"I think we are inviting God's judgment on our nation when we shake our fist at him and say, 'We know better than you as to what constitutes a marriage.'"
What an amazing, ill-informed and arrogant load of horse manure! Marriage has been redefined several times over the course of the history of the United States, not only in terms of who may get married (slaves and interracial couples) but the civil rights associated with being married. Those rights now number over 1,000 and are virtually automatic for any heterosexual couple. Why same-sex couples shouldn't enjoy those same rights, I don't know and I would be dubious that Cathy could come up with a RATIONAL reason.
As for "god's judgment," that is a lame attempt at biblical intimidation, and Cathy deserves any mockery and derision he gets for indulging in it.
Agreed! And a double dose of cowardliness: Cathy can't stand on his own misinformation, he has to call in the bible as his authority. Talk about circular reasoning.
I've grown quite upset enough over this that I actually posted to my FB calling out any married friend of mine who was against marriage rights for homosexuals to give me a logical reason. I don't like offending folks, but this is about people's pursuit of happiness and I honestly don't see why folks are getting their panties all scrunched up about it.
I saw the letter from the Mayor of Boston in Hang With Friends. It got me thinking about the 1st Amendment. It's one thing for individual citizens, like those of use here, to boycott a company. And, I see the Muppets dis-association with Chick-Fil-A in the same vein. Private person or private company that can take a stand and refuse to engage in commerce with anyone they please.
However, we are now talking about government action. The Mayor of Boston is, after all, the chief officer and head of the executive branch of that municipal government. The First Amendment protects speech - both popular, which is easy, and unpopular, which is more difficult and more important to protect. Had he come out as a private citizen and expressed his displeasure, that's one thing. But his letter, on official Boston government stationary, makes it government action. And, it's government action stating that an otherwise legal entity, engaged in legal commerce, should not be allowed to do that, or advertise (a sign on the door announcing who they are). I really don't see this difference in this, or a homophobic mayor of a different city publishing an official government memo saying Oreo cookies (a company that supports rights for all) should not be sold in his city.
It's unpopular speech, like the right of atheists to openly express their disbelief, or homophobes like Dan Cathy, that need protection. Not speech that the majority agrees with.

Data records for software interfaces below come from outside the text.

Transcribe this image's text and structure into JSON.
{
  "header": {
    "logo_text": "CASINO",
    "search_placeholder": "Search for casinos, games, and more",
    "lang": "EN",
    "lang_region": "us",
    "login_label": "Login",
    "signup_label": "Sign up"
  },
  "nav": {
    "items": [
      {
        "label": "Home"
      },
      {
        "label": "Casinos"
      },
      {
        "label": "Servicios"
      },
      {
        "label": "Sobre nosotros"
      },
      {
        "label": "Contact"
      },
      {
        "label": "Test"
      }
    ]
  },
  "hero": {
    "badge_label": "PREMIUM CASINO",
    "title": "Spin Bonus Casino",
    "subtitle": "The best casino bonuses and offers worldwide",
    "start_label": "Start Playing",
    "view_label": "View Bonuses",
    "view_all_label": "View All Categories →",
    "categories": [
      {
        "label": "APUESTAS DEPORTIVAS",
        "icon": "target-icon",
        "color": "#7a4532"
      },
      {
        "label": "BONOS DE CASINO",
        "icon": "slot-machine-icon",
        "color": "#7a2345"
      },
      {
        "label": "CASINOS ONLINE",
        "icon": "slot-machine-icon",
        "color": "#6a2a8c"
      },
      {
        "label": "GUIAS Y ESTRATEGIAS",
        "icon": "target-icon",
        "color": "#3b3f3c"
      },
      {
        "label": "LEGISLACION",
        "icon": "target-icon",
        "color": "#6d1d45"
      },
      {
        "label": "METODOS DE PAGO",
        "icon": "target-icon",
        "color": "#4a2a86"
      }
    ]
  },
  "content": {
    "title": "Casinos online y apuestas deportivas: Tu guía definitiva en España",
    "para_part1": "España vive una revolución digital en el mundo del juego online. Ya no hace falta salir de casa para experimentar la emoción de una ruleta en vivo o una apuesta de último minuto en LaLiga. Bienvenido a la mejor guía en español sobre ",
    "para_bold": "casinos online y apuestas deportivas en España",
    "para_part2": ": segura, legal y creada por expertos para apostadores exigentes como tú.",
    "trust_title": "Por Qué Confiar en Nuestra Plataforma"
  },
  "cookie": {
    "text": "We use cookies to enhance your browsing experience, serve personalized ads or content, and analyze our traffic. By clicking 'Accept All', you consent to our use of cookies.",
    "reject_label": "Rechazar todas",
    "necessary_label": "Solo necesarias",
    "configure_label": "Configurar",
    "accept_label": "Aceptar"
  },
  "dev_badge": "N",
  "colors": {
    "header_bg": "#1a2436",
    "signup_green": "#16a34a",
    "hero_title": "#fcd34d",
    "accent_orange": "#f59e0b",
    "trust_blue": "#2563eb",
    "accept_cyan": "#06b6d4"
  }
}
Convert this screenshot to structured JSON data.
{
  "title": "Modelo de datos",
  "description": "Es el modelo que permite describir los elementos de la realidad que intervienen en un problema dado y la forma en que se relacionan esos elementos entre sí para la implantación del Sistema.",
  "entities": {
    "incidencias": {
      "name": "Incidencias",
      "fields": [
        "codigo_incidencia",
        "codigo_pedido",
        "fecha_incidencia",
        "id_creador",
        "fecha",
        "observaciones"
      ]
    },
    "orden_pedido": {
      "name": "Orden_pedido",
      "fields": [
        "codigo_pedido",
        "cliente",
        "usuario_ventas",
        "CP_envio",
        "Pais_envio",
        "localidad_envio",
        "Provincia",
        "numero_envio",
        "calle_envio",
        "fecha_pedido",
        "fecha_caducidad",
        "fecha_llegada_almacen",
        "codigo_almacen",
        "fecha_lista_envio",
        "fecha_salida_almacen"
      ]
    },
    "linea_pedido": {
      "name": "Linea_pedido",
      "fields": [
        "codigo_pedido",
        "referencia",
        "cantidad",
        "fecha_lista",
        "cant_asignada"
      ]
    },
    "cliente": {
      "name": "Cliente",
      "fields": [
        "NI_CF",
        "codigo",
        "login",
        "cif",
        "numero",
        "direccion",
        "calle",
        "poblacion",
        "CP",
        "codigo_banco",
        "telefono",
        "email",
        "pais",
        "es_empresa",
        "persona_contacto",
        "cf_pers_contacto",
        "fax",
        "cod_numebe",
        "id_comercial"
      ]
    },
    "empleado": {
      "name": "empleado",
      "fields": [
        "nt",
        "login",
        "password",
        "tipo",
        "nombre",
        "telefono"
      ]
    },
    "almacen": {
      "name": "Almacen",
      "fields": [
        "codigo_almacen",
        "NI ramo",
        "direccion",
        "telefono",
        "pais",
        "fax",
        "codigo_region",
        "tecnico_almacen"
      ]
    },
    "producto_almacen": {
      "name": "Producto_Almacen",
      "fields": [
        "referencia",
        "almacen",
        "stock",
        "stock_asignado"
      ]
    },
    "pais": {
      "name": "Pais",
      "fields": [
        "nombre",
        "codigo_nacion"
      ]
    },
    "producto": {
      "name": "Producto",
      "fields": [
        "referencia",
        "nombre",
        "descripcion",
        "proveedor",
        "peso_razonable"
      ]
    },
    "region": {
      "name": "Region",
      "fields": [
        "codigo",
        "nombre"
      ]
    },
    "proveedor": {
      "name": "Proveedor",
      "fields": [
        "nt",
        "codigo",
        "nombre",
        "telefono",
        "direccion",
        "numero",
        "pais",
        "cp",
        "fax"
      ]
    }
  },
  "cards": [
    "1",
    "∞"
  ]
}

I agree that unpopular speech needs to be protected. The government should not dictate the beliefs of individuals. I personally would oppose the company, as the means of expression that gives a bigot voice, and I support staying away from their stores. But not government control of even bigoted opinions of business owners.
Pat, Thank You for the kind words to my blog post. This is a moment that
demonstrates the difference between critical thinkers and, to put it nicely,
the blind followers of faith. While we are able to analyze the argument as an
equal rights and free speech issue, the religious followers only see this as a
moral issue. It is taking atheists to make their argument for them. Of course
if they were to see the gay issue as an equal rights issue, we wouldn’t be
having these discussions